Coronavirus pandemic to eat up half of dine-in restaurants' revenue in FY21: CRISIL Research
The COVID-19 pandemic is likely to cut 40-50 percent revenue of the country's organised dine-in restaurants this financial year, according to a report
Mumbai: The COVID-19 pandemic is likely to cut 40-50 percent revenue of the country's organised dine-in restaurants this financial year, according to a report.
Slow recovery should begin from June, CRISIL Research said in a report.
Given low demand and social distancing norms, restaurants will operate at 25-30 percent of their monthly service levels in the first 45 days after lifting of the lockdown, it said.
Besides, with restrictions on gatherings and public movement likely to be extended again in Mumbai and Delhi-NCR (National Capital Region), curbs on dine-ins will continue, or they may be allowed to operate only at low service levels, it added.
"The organised sector has seen a 90 percent reduction in sales since the lockdown. Dine-in is not operational and online orders have declined 50-70 percent," CRISIL Research Director Rahul Prithiani said.
"And when the lockdown is lifted, the rebound is expected to be only gradual. This holds especially for Mumbai and Delhi-NCR, which make up nearly half of the organised restaurant industry in India, but are red zones accounting for over 30 percent of the COVID-19 cases in India," Prithani added.
Organised restaurants account for 35 percent of India's restaurant industry, estimated at Rs 4.2 lakh crore in FY19.
Dine-ins are 75 percent of the organised restaurants, with online delivery or takeaways making up for the rest.
Dine-ins and public entertainment venues in Mumbai, NCR and Bengaluru have been shut since 13-14 March, before the government announced the first lockdown on 25 March.
Online delivery is available in select cities such as Mumbai, Delhi NCR, Bengaluru, Kolkata, Pune and Bhubaneswar, and that, too, at low service levels, the report said.

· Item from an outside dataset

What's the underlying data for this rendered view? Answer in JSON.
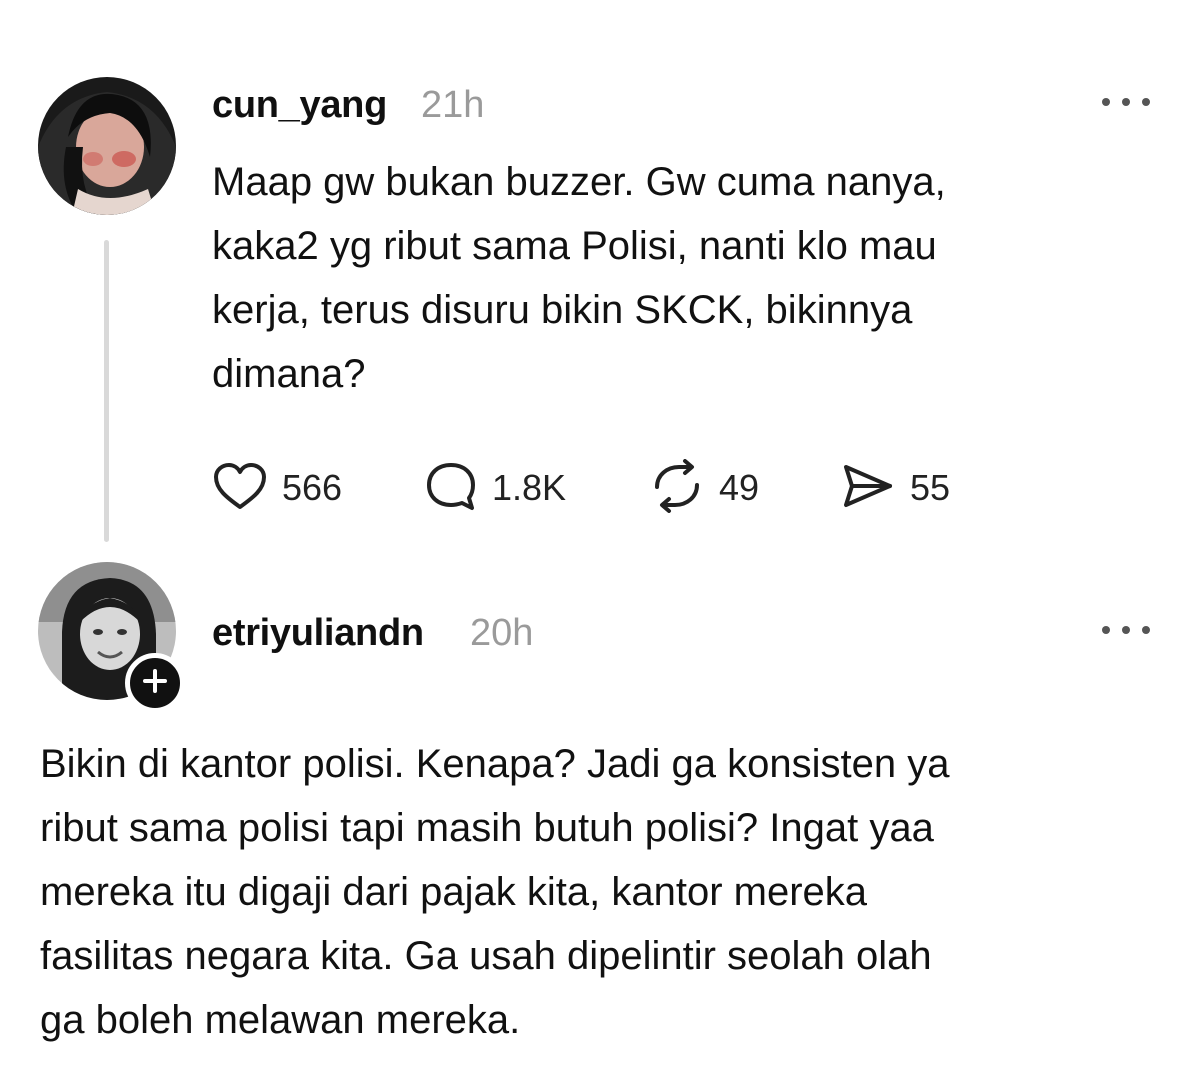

This will jeopardise the financial health of many restaurant operators and also due to high operating leverage, a 40-50 percent decline in revenue could lead to negative operating margins this fiscal, it said.
To manage liquidity constraints and cash flows, many restaurants are already seeking concessions or deferment of rentals.
Players with high debt levels will face pressure to shut unprofitable outlets to save costs and raise money.
Large players with low debt will be able to raise money, but business revival remains a big question for them, it added.
"Once the restrictions are lifted, restaurants will have to rework their business models and overcome operational challenges. With consumers turning more health-conscious, hygiene protocols at restaurants and supply chains will need to improve materially, which will increase cost," CRISIL Research Associate Director Anjali Nathwani said.
The decline in restaurant revenues will, in turn, impact horticulture farmers, dairy producers, food processors, suppliers and logistics and delivery partners.
Unorganised food producers, many of which have high exposure to the restaurant sector, will be hit the hardest due to a sharp decline in bulk demand this fiscal.
Any further extension will aggravate the industry's woes, extending the recovery period further, it added.
Among the eight regions of Maharashtra, the Pune region reported the highest 1,483 new COVID-19 cases, followed by 970 cases in the Mumbai region
Maharashtra's COVID-19 recovery rate stands at 97.06 percent, while the fatality rate is 2.12 percent
On 9 February, Maharashtra had reported 2,515 new COVID-19 cases, while 22 deaths were registered on 8 March